── Records ──
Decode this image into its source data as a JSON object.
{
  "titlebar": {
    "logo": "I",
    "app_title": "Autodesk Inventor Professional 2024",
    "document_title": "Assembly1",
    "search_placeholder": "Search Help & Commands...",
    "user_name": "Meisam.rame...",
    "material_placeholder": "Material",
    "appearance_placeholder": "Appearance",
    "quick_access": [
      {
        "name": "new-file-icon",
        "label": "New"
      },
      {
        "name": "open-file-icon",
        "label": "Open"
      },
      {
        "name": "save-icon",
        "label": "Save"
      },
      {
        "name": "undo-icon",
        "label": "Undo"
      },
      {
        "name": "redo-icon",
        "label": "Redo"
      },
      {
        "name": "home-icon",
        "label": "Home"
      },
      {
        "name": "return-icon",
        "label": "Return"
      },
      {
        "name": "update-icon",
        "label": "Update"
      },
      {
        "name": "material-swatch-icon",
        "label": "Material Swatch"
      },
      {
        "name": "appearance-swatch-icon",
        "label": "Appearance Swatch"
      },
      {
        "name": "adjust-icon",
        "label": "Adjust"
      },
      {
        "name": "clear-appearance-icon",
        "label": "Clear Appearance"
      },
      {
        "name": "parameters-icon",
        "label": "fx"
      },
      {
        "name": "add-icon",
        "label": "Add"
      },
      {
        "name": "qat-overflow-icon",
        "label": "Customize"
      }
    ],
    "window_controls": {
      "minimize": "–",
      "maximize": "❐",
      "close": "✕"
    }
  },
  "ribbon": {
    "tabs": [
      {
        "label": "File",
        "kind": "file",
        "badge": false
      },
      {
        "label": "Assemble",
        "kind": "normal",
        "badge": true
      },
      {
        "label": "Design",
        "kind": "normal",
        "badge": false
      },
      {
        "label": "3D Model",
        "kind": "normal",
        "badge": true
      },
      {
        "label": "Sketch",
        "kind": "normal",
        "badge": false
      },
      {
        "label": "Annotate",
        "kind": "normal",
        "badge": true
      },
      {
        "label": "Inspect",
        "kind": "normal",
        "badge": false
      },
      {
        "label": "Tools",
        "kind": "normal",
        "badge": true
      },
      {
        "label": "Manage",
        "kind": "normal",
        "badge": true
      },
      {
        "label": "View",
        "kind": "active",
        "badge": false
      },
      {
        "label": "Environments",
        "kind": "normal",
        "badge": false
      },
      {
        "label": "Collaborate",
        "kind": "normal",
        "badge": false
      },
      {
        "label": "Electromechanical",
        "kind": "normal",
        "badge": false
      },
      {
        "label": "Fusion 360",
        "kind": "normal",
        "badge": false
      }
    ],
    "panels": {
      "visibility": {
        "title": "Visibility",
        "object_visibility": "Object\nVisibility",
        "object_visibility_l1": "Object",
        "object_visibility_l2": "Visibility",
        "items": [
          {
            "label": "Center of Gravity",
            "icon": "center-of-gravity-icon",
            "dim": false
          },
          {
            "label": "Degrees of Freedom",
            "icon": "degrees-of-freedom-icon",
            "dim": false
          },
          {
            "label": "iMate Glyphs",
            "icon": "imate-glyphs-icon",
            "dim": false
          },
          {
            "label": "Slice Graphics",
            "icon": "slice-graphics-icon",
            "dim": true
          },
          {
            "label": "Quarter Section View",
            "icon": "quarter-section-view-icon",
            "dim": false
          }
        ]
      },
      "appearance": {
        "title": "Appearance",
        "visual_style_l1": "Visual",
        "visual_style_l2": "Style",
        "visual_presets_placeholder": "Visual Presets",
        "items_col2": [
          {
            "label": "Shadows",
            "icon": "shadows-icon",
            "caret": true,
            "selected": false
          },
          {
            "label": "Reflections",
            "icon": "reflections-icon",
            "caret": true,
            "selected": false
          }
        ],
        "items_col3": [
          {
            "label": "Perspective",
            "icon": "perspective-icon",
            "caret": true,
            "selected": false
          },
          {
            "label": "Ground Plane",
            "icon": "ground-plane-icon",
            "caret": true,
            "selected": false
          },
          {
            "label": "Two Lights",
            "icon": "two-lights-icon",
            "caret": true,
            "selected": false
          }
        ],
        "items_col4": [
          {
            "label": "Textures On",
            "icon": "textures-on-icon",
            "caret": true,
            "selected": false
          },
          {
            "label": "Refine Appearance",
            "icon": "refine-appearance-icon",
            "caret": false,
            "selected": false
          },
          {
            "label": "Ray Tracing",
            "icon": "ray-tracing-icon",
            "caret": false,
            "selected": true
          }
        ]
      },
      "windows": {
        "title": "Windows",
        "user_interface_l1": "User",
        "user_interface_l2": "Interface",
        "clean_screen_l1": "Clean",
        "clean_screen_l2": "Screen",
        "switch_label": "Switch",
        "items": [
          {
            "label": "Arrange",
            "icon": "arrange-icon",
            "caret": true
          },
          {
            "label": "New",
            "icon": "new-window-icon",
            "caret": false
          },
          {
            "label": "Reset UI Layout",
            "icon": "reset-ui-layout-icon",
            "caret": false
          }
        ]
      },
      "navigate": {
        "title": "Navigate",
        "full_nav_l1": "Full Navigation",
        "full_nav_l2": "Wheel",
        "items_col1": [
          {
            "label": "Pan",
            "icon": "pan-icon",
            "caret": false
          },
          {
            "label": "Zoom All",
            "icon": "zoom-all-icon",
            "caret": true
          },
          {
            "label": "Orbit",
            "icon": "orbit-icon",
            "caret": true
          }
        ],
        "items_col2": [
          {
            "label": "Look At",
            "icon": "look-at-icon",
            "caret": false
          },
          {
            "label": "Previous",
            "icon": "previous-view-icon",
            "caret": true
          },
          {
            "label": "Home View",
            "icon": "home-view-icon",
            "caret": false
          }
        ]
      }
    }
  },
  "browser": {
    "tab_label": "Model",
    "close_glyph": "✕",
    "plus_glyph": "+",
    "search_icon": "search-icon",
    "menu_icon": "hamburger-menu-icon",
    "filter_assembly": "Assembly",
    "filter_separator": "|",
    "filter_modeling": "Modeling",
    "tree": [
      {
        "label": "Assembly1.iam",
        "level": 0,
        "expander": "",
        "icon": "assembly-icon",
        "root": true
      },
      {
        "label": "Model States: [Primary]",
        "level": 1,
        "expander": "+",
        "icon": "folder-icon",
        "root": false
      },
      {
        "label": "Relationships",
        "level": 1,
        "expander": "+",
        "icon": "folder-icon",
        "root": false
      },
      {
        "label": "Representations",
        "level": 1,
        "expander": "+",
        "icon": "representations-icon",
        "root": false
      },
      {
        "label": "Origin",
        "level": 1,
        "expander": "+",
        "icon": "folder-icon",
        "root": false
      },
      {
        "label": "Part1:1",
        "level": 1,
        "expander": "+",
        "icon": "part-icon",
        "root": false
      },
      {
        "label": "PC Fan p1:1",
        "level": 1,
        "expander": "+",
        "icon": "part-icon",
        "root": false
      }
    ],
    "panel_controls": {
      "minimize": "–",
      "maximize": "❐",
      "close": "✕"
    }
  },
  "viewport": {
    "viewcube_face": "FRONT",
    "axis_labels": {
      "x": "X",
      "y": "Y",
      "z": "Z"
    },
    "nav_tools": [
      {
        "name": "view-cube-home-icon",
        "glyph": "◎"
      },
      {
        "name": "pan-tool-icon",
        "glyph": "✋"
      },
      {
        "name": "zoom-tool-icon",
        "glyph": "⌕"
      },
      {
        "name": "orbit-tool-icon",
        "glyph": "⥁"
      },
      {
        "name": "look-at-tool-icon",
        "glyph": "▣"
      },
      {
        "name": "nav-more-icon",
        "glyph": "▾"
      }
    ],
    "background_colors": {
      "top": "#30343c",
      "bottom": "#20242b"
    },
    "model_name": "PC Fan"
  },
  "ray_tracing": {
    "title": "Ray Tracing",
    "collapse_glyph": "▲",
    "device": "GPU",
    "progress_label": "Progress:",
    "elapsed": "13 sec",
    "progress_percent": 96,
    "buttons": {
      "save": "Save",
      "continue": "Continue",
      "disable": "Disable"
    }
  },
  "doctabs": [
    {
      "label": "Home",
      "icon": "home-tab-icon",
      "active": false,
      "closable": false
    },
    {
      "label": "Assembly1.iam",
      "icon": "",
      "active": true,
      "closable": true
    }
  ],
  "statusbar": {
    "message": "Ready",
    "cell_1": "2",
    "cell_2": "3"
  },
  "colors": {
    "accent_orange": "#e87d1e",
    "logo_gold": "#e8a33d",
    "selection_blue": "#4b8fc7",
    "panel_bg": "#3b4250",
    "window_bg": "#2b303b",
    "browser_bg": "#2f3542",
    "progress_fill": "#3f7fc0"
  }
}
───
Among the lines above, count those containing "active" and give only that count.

• _Answer to this exercise_
3